V2 Chief Calls For Sanity

V2 Records chief Tony Harlow has called for sanity over the rift that’s dividing the Euro indie music sector since Impala said it would support a Warner-EMI merger.

Referring to it as a "ridiculous situation," he wrote a sometimes humorous March 9 press release that calls for compromise and tries to put the issue in a lighter perspective.

He argues that "despite its small victory in the matter of Sony BMG" the independent sector is still under attack everywhere and successes are becoming as likely as those of Hereford in the FA Cup.

"Rarely do we win the tournament – and even the pyrrhic victories are few and far between," he explains.

Without naming the U.K.’s Ministry of Sound (MOS), which has called for the resignation of the Impala execs who put their names on the agreement with Warner Music, Harlow urged the "nay-sayers" to back the organisation’s board and welcome the chance to make a sensible compromise if it leads to "the creation of the fairest playing field possible."

Impala has agreed to support a Warner takeover of EMI given certain provisos, including the U.S. major giving the indies a bundle of money to fund Merlin, their recently launched digital-licensing and anti-piracy group.

That has led to accusations that the Impala board has sold out and MOS, the U.K.’s largest indie label with sales of more than 2 million units a year, claiming it hadn’t even been consulted on the matter.

Another can of worms has been opened by the fact that many members of the Merlin board, which will benefit from the Warner money, are also on the Impala committee that negotiated the deal with the major.

This has put AIM chief exec Alison Wenham and her board into a real fuddle. They’ve already had a couple of crisis meetings on the issue without managing to come out with any sort of cohesive statement on where they stand.

Impala and AIM are both staying tight-lipped over whether the whole issue blew up because the European organisation was forced to put out the press release saying it supported a Warner-EMI deal much sooner than it wanted.

London Stock Exchange rules obliged the English publicly owned major to announce it had received a new offer from Warner, which responded by confirming the move and claiming it had the conditional support of the indies.

Later the same morning of March 2, Impala released a press statement that it agreed to support Warner’s approach for EMI provided that Edgar Bronfmann Jr.’s U.S. major met certain conditions, including the financial support for Merlin and some broader agreements to hive off some companies and lessen its share of the market.

Neither Impala nor AIM have commented to Pollstar on whether the timing of the press release was forced, and came before the U.K. organisation finished canvassing its members, because Warner had already let the cat out of the bag.

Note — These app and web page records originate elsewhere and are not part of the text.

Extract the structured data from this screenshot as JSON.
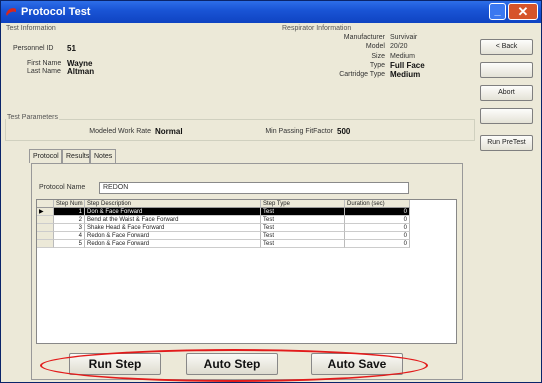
{
  "window": {
    "title": "Protocol Test",
    "minimize_icon": "minimize-icon",
    "close_icon": "close-icon",
    "accent": "#1a55d6"
  },
  "test_info": {
    "group_label": "Test Information",
    "personnel_id_label": "Personnel ID",
    "personnel_id": "51",
    "first_name_label": "First Name",
    "first_name": "Wayne",
    "last_name_label": "Last Name",
    "last_name": "Altman"
  },
  "respirator": {
    "group_label": "Respirator Information",
    "manufacturer_label": "Manufacturer",
    "manufacturer": "Survivair",
    "model_label": "Model",
    "model": "20/20",
    "size_label": "Size",
    "size": "Medium",
    "type_label": "Type",
    "type": "Full Face",
    "cartridge_label": "Cartridge Type",
    "cartridge": "Medium"
  },
  "params": {
    "group_label": "Test Parameters",
    "work_rate_label": "Modeled Work Rate",
    "work_rate": "Normal",
    "fitfactor_label": "Min Passing FitFactor",
    "fitfactor": "500"
  },
  "side_buttons": {
    "back": "< Back",
    "abort": "Abort",
    "runpretest": "Run PreTest"
  },
  "tabs": [
    "Protocol",
    "Results",
    "Notes"
  ],
  "protocol": {
    "name_label": "Protocol Name",
    "name": "REDON"
  },
  "grid": {
    "columns": [
      "Step Num",
      "Step Description",
      "Step Type",
      "Duration (sec)"
    ],
    "rows": [
      {
        "num": "1",
        "desc": "Don & Face Forward",
        "type": "Test",
        "duration": "0"
      },
      {
        "num": "2",
        "desc": "Bend at the Waist & Face Forward",
        "type": "Test",
        "duration": "0"
      },
      {
        "num": "3",
        "desc": "Shake Head & Face Forward",
        "type": "Test",
        "duration": "0"
      },
      {
        "num": "4",
        "desc": "Redon & Face Forward",
        "type": "Test",
        "duration": "0"
      },
      {
        "num": "5",
        "desc": "Redon & Face Forward",
        "type": "Test",
        "duration": "0"
      }
    ],
    "row_pointer_icon": "row-pointer-icon"
  },
  "bottom_buttons": {
    "run_step": "Run Step",
    "auto_step": "Auto Step",
    "auto_save": "Auto Save"
  },
  "annotation_color": "#e21b1b"
}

However, the V2 press statement seems to acknowledge as much. Harlow argues that the indies have always been and should continue to be prepared to talk to the majors even if that talking "comes with the necessary compromises to market protocol that non-disclosure agreements present."

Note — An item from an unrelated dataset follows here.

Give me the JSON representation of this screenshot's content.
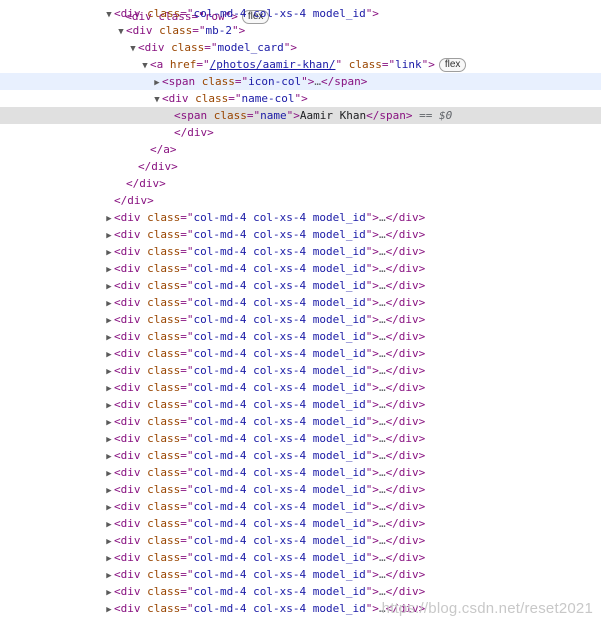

He said the fight for Impala (and therefore AIM) has never been a zero sum game, it has always been about the creation of the fairest playing field possible.

"This may not end up being totally fair, but at least it must be better than what we face in the year 2007 without any remedies and with two monoliths dominating the business.

"This has been the stated goal since the year 2000, and we have always offered to sit and talk to any party who would be prepared to acknowledge the impact of increased concentration in the market and was prepared to deal with it sensibly and profoundly."

The irony is that the Sony-BMG deal up for further scrutiny from the European Commission (EC) has been more than enough to put EMI off even thinking about selling out to Warner anyway. The indies have always vigorously opposed the Sony BMG merger, which the EC approved in 2004 and later had the European Court of First Instance throw the judgment back in its face a couple of years later.

The British company, the world’s third-largest music group, announced that it had received a "non-binding proposal" from Warner indicating that it may be prepared to make a 260p per share offer pre-conditional on regulatory clearance.

That offer is much less than the 320p per share Warner was prepared to offer unconditionally last summer, but that was before the European Court told the EC to take another look at Sony BMG and long before EMI started making profit warnings on a regular basis.

It’s also well below the 310p per share that private equity group Permira offered just before Christmas – a bid that wouldn’t have troubled the regulatory authorities.

When Warner and EMI were in talks in the summer, it was said that joining the two companies would produce £200 million in savings.

The figure will be no longer be that high when EMI chief exec Eric Nicoli has finished taking the sword to his own company’s cost base and making considerable savings of its own.

Apart from that, taking a Warner bid of 260p might well have the analysts and business writers theorising on how the London-based company has cut its capital value by nearly 20 percent (50p a share) within the space of a couple of months.